While Leann, the kids, and I picked tomatoes, played marbles, and painted rocks, Will learned about the canvas trade, as well as lobster fishing, which Lorin did for many years. In the 1980s, the fishermen of Spanish Wells devised a form of lobster trap that they call “condos,” which the spiny lobsters crawl under for protection. These “traps” are simply pressure-treated 2x4s with a corrugated tin roof but no bottom. Diving for them using hookahs—hoses attached to air compressors on the surface—fishermen can often bag up to 40 at a time. In fact, Spanish Wells is the largest processor of lobster in the Bahamas, exporting 70% of its catch to Red Lobster in the US. We also learned that fishermen own their boats and earn their pay cooperatively, whereby everyone gets an equal share of the profits—a holdover from the early settlers. Because of the abundance of lobsters and other fish, fishermen can earn up to $30k in three months in this trade, which combined with a booming construction trade means that unlike many of the family islands, few people ever leave. Well, except for the black Bahamians, who are ferried by the boatload back and forth each day from the mainland to work on the island for the locals.

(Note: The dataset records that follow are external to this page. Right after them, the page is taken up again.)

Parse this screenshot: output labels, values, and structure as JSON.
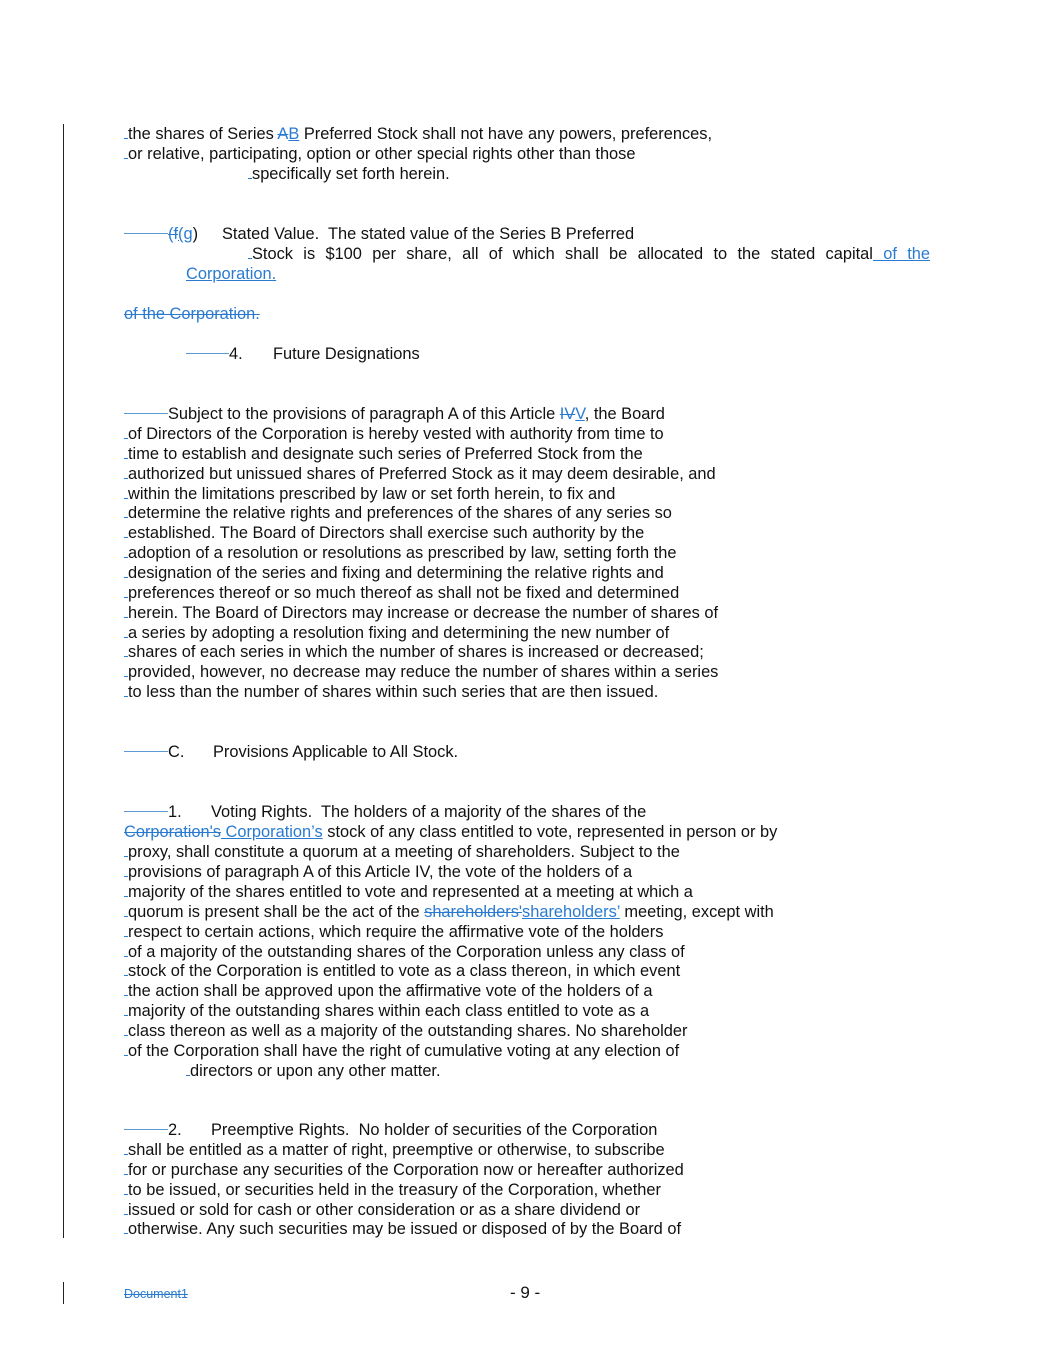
{
  "colors": {
    "revision": "#2a7bd0",
    "text": "#111111"
  },
  "lines": [
    {
      "mark": true,
      "segs": [
        {
          "k": "n",
          "t": "the shares of Series "
        },
        {
          "k": "del",
          "t": "A"
        },
        {
          "k": "ins",
          "t": "B"
        },
        {
          "k": "n",
          "t": " Preferred Stock shall not have any powers, preferences,"
        }
      ]
    },
    {
      "mark": true,
      "segs": [
        {
          "k": "n",
          "t": "or relative, participating, option or other special rights other than those"
        }
      ]
    },
    {
      "mark": true,
      "segs": [
        {
          "k": "n",
          "t": "specifically set forth herein."
        }
      ]
    },
    {
      "mark": false,
      "segs": [
        {
          "k": "tab"
        },
        {
          "k": "del",
          "t": "(f"
        },
        {
          "k": "ins",
          "t": "(g"
        },
        {
          "k": "n",
          "t": ")"
        },
        {
          "k": "n",
          "t": "Stated Value.  The stated value of the Series B Preferred"
        }
      ]
    },
    {
      "mark": true,
      "justify": true,
      "segs": [
        {
          "k": "n",
          "t": "Stock is $100 per share, all of which shall be allocated to the stated capital"
        },
        {
          "k": "ins",
          "t": " of the"
        }
      ]
    },
    {
      "mark": false,
      "segs": [
        {
          "k": "ins",
          "t": "Corporation."
        }
      ]
    },
    {
      "mark": false,
      "segs": [
        {
          "k": "del",
          "t": "of the Corporation."
        }
      ]
    },
    {
      "mark": false,
      "segs": [
        {
          "k": "tab"
        },
        {
          "k": "n",
          "t": "4."
        },
        {
          "k": "n",
          "t": "Future Designations"
        }
      ]
    },
    {
      "mark": false,
      "segs": [
        {
          "k": "tab"
        },
        {
          "k": "n",
          "t": "Subject to the provisions of paragraph A of this Article "
        },
        {
          "k": "del",
          "t": "IV"
        },
        {
          "k": "ins",
          "t": "V"
        },
        {
          "k": "n",
          "t": ", the Board"
        }
      ]
    },
    {
      "mark": true,
      "segs": [
        {
          "k": "n",
          "t": "of Directors of the Corporation is hereby vested with authority from time to"
        }
      ]
    },
    {
      "mark": true,
      "segs": [
        {
          "k": "n",
          "t": "time to establish and designate such series of Preferred Stock from the"
        }
      ]
    },
    {
      "mark": true,
      "segs": [
        {
          "k": "n",
          "t": "authorized but unissued shares of Preferred Stock as it may deem desirable, and"
        }
      ]
    },
    {
      "mark": true,
      "segs": [
        {
          "k": "n",
          "t": "within the limitations prescribed by law or set forth herein, to fix and"
        }
      ]
    },
    {
      "mark": true,
      "segs": [
        {
          "k": "n",
          "t": "determine the relative rights and preferences of the shares of any series so"
        }
      ]
    },
    {
      "mark": true,
      "segs": [
        {
          "k": "n",
          "t": "established. The Board of Directors shall exercise such authority by the"
        }
      ]
    },
    {
      "mark": true,
      "segs": [
        {
          "k": "n",
          "t": "adoption of a resolution or resolutions as prescribed by law, setting forth the"
        }
      ]
    },
    {
      "mark": true,
      "segs": [
        {
          "k": "n",
          "t": "designation of the series and fixing and determining the relative rights and"
        }
      ]
    },
    {
      "mark": true,
      "segs": [
        {
          "k": "n",
          "t": "preferences thereof or so much thereof as shall not be fixed and determined"
        }
      ]
    },
    {
      "mark": true,
      "segs": [
        {
          "k": "n",
          "t": "herein. The Board of Directors may increase or decrease the number of shares of"
        }
      ]
    },
    {
      "mark": true,
      "segs": [
        {
          "k": "n",
          "t": "a series by adopting a resolution fixing and determining the new number of"
        }
      ]
    },
    {
      "mark": true,
      "segs": [
        {
          "k": "n",
          "t": "shares of each series in which the number of shares is increased or decreased;"
        }
      ]
    },
    {
      "mark": true,
      "segs": [
        {
          "k": "n",
          "t": "provided, however, no decrease may reduce the number of shares within a series"
        }
      ]
    },
    {
      "mark": true,
      "segs": [
        {
          "k": "n",
          "t": "to less than the number of shares within such series that are then issued."
        }
      ]
    },
    {
      "mark": false,
      "segs": [
        {
          "k": "tab"
        },
        {
          "k": "n",
          "t": "C."
        },
        {
          "k": "n",
          "t": "Provisions Applicable to All Stock."
        }
      ]
    },
    {
      "mark": false,
      "segs": [
        {
          "k": "tab"
        },
        {
          "k": "n",
          "t": "1."
        },
        {
          "k": "n",
          "t": "Voting Rights.  The holders of a majority of the shares of the"
        }
      ]
    },
    {
      "mark": false,
      "segs": [
        {
          "k": "del",
          "t": "Corporation's"
        },
        {
          "k": "ins",
          "t": " Corporation’s"
        },
        {
          "k": "n",
          "t": " stock of any class entitled to vote, represented in person or by"
        }
      ]
    },
    {
      "mark": true,
      "segs": [
        {
          "k": "n",
          "t": "proxy, shall constitute a quorum at a meeting of shareholders. Subject to the"
        }
      ]
    },
    {
      "mark": true,
      "segs": [
        {
          "k": "n",
          "t": "provisions of paragraph A of this Article IV, the vote of the holders of a"
        }
      ]
    },
    {
      "mark": true,
      "segs": [
        {
          "k": "n",
          "t": "majority of the shares entitled to vote and represented at a meeting at which a"
        }
      ]
    },
    {
      "mark": true,
      "segs": [
        {
          "k": "n",
          "t": "quorum is present shall be the act of the "
        },
        {
          "k": "del",
          "t": "shareholders'"
        },
        {
          "k": "ins",
          "t": "shareholders’"
        },
        {
          "k": "n",
          "t": " meeting, except with"
        }
      ]
    },
    {
      "mark": true,
      "segs": [
        {
          "k": "n",
          "t": "respect to certain actions, which require the affirmative vote of the holders"
        }
      ]
    },
    {
      "mark": true,
      "segs": [
        {
          "k": "n",
          "t": "of a majority of the outstanding shares of the Corporation unless any class of"
        }
      ]
    },
    {
      "mark": true,
      "segs": [
        {
          "k": "n",
          "t": "stock of the Corporation is entitled to vote as a class thereon, in which event"
        }
      ]
    },
    {
      "mark": true,
      "segs": [
        {
          "k": "n",
          "t": "the action shall be approved upon the affirmative vote of the holders of a"
        }
      ]
    },
    {
      "mark": true,
      "segs": [
        {
          "k": "n",
          "t": "majority of the outstanding shares within each class entitled to vote as a"
        }
      ]
    },
    {
      "mark": true,
      "segs": [
        {
          "k": "n",
          "t": "class thereon as well as a majority of the outstanding shares. No shareholder"
        }
      ]
    },
    {
      "mark": true,
      "segs": [
        {
          "k": "n",
          "t": "of the Corporation shall have the right of cumulative voting at any election of"
        }
      ]
    },
    {
      "mark": true,
      "segs": [
        {
          "k": "n",
          "t": "directors or upon any other matter."
        }
      ]
    },
    {
      "mark": false,
      "segs": [
        {
          "k": "tab"
        },
        {
          "k": "n",
          "t": "2."
        },
        {
          "k": "n",
          "t": "Preemptive Rights.  No holder of securities of the Corporation"
        }
      ]
    },
    {
      "mark": true,
      "segs": [
        {
          "k": "n",
          "t": "shall be entitled as a matter of right, preemptive or otherwise, to subscribe"
        }
      ]
    },
    {
      "mark": true,
      "segs": [
        {
          "k": "n",
          "t": "for or purchase any securities of the Corporation now or hereafter authorized"
        }
      ]
    },
    {
      "mark": true,
      "segs": [
        {
          "k": "n",
          "t": "to be issued, or securities held in the treasury of the Corporation, whether"
        }
      ]
    },
    {
      "mark": true,
      "segs": [
        {
          "k": "n",
          "t": "issued or sold for cash or other consideration or as a share dividend or"
        }
      ]
    },
    {
      "mark": true,
      "segs": [
        {
          "k": "n",
          "t": "otherwise. Any such securities may be issued or disposed of by the Board of"
        }
      ]
    }
  ],
  "footer": {
    "document_name": "Document1",
    "page_number": "- 9 -"
  }
}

After more than a couple of hours with this delightful family, we returned to the boat with two paw-paws (papayas), a jar of home-made salsa, and a much warmer feeling about the place, especially after our earlier encounter.
From Lighthouse Point to Rock Sound to Governor’s Harbor to Hatchet Bay to Spanish Wells, we’ve covered a lot of Eleuthera, which is the most diverse Bahamian island we’ve encountered so far. Although we are among the racial majority here in Spanish Wells, we feel less “at home” here than in other parts of Eleuthera and the family islands. Perhaps it’s the feeling of insularity and isolation from the rest of the Bahamas that feels so uncomfortable. Or perhaps it’s a sense of racist undertones; it’s clear that the Haitian workers are invisible and only speak when spoken to. Or it could be that affluence has brought about more social “cliques,” evidenced by the relative unfriendliness of passersby that appears to be another striking import in their spiral toward Americianization, which, thankfully, is so much slower in the other family islands.
7 thoughts on “NIRVANA S4:E6”
Wow! Such vivid observations and photos. We’ve just been to these places and yet I feel like I’ve learned so much more by reading this post. Thank you!
Always a pleasure to read . Thanks for sharing your adventures and descriptions of these islands.🌴🌺
Enjoying your thoughtful reflections and colorful images of island life from the chilly mountains of Colorado, where it’s still snowing even though we’re well into April!
Hi Olive! Thanks for reading and appreciating. Love, Tasha
Thanks much, Tash! Wonderful to read how immersed you and Will are allowing yourselves to be. I feel like I’ve been there, which is good since we’ve sold Illusion and so may never visit on our own bottom. Love always!